Today, my good friend Rick Falkvinge in his op-ed over at TorrentFreak posted about the Red Flag Act. For those that don’t know, it was a protectionist law enacted in 1865 to slow down steam traction engines, ostensibly because they were a threat, but in reality because they were encroaching on the profits of existing big business. A law to restrict new technology because it was threatening the profitability of the old, gee that sounds familiar!

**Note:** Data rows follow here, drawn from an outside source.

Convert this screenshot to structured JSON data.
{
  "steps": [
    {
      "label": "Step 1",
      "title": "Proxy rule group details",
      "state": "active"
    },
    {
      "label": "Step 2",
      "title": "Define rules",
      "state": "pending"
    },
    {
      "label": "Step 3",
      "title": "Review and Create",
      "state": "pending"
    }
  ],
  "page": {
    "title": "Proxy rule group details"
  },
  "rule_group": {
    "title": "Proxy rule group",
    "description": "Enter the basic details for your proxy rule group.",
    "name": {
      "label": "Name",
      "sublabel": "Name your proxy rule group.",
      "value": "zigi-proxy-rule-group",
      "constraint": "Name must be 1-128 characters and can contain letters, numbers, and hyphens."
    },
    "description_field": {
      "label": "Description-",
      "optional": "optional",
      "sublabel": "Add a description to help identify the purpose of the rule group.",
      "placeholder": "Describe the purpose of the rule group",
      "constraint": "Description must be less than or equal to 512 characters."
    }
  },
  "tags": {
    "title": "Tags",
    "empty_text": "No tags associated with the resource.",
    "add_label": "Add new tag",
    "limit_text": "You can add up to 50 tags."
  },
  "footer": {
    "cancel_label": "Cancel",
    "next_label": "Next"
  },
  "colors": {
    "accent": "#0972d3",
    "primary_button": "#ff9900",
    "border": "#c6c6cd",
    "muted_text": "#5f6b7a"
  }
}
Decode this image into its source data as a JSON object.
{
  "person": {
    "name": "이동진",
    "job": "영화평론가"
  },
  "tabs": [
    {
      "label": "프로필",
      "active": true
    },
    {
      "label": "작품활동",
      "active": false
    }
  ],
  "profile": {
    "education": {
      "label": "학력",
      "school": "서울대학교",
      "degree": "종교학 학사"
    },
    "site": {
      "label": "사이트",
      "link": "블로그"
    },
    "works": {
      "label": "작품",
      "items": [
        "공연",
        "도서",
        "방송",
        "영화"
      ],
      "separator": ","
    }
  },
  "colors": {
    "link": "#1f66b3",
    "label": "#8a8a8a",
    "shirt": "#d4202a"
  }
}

I find there is not only insignificant evidence that such a restriction is needed, it would be significantly harmful to the future development of technology. It is an attempt to restrict the development of technology, worse, to grant increased powers to those who have a business model that favours the old technological methods and equipment. What it does not do in any form, is encourage any business, or industry to evolve and adapt their business to technology.Such regulation has been attempted before, and a prime example would be the Locomotive Act of 1865. This act required that traction engines would endanger the safety of the public, and thus legislation was introduced to address that apparent danger. This was in the form of severely inconveniencing the adopters of technology, and hoping to dissuade new users. In this acts case, it required a man to walk some distance ahead, with a red flag, to ‘warn’ other road users. The engines were also limited to an extremely slow speed, 4mph in the country, and 2mph in towns. This limited the use of such engines, as it was no quicker than walking, and usually slower (walking pace is 3-3.5mph).
It was not until thirty years later that these laws were repealed, in the 1896 Emancipation Act. One year earlier, the Daimler Motor Company was formed, the UK’s first car company, ten years after Gottlieb Daimler invented the Internal Combustion engine. Without the Locomotive act, the internal combustion engine may have been developed in the UK, and the British Motor Industry started earlier. Ultimately, there is little doubt that the act was significantly harmful to both the industrialisation of the UK, to the technological development and spread of motorised vehicles in the UK, and to the economy of the whole of the UK in the latter half of the 19th Century.
Some have speculated1 that the act was an attempt to prevent the development of the automotive industry, and was led by members of government and highly influential personages with a vested interest in the dominant method of motorised transport of the day – the railways. This despite the actual economic harm the act caused.
Similarly, these proposals are prompted by those with a vested interest in the dominant methods of distribution and dissemination at the present time. They seek to control the extent of the use of a piece of new technology that threatens the viability of their pre-existing business model. The proposals are based in inaccurate and distorted facts, and with exaggeration on the ‘harm’ the new technologies cause, with complete disregard for the advantages, opportunities, and economic benefits afforded by the new technologies.
In this case, the traction engines are people’s internet connections, and their ability to share culture. The red flag is the threat of disconnection or throttling merely on the accusation of another (GATSO’s were not common in the 1870’s after all). The prospective motor industry, delayed by needless protectionist regulation are the prospective culture industries that will arise. We can only hope that it will not take present day governments 30 years to see the grave errors of their proposals.